TASK STATEMENT: In the listing that follows, how many lines hold the string "Revolver"? Answer with the number only.

RECORDS TO PROCESS:
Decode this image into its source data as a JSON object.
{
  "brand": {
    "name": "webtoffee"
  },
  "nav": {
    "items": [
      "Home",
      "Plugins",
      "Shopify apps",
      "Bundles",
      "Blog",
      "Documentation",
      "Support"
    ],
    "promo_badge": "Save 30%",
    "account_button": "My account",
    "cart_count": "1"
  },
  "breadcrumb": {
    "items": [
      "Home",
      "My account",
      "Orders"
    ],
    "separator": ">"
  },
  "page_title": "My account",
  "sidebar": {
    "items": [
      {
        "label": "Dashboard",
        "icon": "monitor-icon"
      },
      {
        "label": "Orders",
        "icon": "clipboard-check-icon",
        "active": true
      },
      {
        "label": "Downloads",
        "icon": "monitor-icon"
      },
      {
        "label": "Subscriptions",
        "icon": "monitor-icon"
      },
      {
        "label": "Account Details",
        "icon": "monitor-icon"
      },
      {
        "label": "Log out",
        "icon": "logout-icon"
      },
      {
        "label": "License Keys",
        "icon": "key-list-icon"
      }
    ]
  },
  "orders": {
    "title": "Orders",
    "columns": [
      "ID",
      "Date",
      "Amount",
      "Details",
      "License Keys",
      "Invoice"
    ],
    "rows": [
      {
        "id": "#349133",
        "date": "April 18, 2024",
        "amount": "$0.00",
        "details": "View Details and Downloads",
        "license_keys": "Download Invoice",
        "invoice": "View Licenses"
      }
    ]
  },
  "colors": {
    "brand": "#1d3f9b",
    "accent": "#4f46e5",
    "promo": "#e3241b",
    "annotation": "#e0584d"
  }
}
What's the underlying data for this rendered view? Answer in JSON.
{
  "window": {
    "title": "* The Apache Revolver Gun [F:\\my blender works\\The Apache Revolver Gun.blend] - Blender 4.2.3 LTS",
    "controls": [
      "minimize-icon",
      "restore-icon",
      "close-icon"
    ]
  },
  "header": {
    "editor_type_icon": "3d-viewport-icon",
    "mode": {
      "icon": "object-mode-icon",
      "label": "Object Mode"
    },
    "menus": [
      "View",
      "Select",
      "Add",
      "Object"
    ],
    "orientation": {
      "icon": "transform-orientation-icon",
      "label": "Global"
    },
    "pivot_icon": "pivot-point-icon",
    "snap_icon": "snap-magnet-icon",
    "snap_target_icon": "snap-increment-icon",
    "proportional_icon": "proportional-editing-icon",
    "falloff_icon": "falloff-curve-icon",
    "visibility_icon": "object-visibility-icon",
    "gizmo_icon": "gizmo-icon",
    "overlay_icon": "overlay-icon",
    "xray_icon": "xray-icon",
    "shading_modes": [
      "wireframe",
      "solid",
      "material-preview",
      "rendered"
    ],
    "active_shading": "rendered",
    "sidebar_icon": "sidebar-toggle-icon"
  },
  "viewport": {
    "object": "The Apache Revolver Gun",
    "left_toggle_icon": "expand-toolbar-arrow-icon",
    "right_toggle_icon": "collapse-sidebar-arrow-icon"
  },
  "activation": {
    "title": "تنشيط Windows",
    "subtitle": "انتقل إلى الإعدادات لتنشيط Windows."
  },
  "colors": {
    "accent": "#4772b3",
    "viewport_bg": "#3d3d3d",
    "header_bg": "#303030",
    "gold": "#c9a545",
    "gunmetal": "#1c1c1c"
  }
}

TASK OUTPUT: 2